I said the same thing about pollen to Rita last night. She dropped by our house looking to fill her empty peanut butter jar and joined the circle of lawn chairs surrounding the honey pail, where Emily and Angela were already sitting with my daughters. After I weighed Rita’s full container, I made a fire and Emily helped me move the picnic table to the side so we could all sit around the flame. (I would have asked Belén, but she was wrapped in a blanket and coughed deeply from her chest every few moments. She has had trouble breathing over the last week and is not improving as much as I’d like.) Though our ages spanned 30 or 40 years we had enough to talk about, like going to university, the ocean, music, art, writing, bees and being tall.
While we visited, I shook clumps of dirt off my garlic bulbs and rubbed their papery skins. Suddenly, a spark jumped out of the crackling fire and flew into my basket of fresh garlic. Gingerly, I dumped the entire pile onto the patio. Then Rita crouched down to help me search for the glowing ember and together we returned the winter’s supply to my basket. Rita, I thought, is the kind of person who comes over to your backyard for the first time and makes you wonder why she hasn’t been there many times before.
Now, my pen travels the page as I sit and survey my yard. This early Sunday morning is the out-breath of the evening before. It feels good to marinate in it while the scent of wood smoke remains in my hair. Later, when I will type all of this out I will wonder why I wrote any of it. There is no story. No meaningful through line that I recognize. I will keep typing anyway, reminding myself that writing is a practice. Which means I can do it for no other reason than to practice noticing and reaching for words to record that noticing. Then, while the sun sinks low enough to make me squint at the laptop monitor, Stan will come out the back door holding his guitar. He will sit down in one of those tattered chairs and begin singing a country song by Anthony Kelly. “You belong here,” he’ll croon. The next one will be about Emmy Lou Harris’ “red dirt girl.” Soon after, Belén will bring out her cello and sit at the edge of the picnic table with the slivers and peeling paint. Aphids husks will litter the ground around us and I will swat at the wasps buzzing around my hair. I will not want to stop writing. I will try to keep up with my words as every moment of the battle and banquet unfolds.

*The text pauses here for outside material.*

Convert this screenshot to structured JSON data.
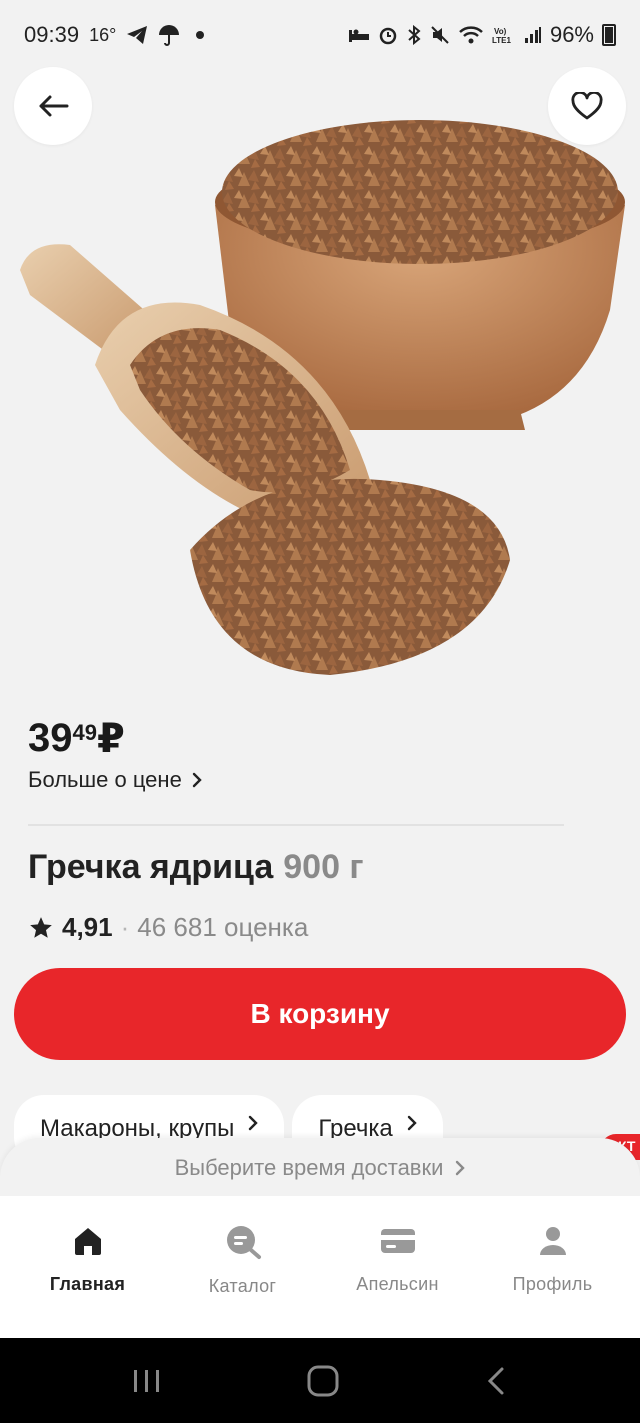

This post is heavily sponsored by Reeds’ Bees. See http://www.reedsbees.com to find out more! 😉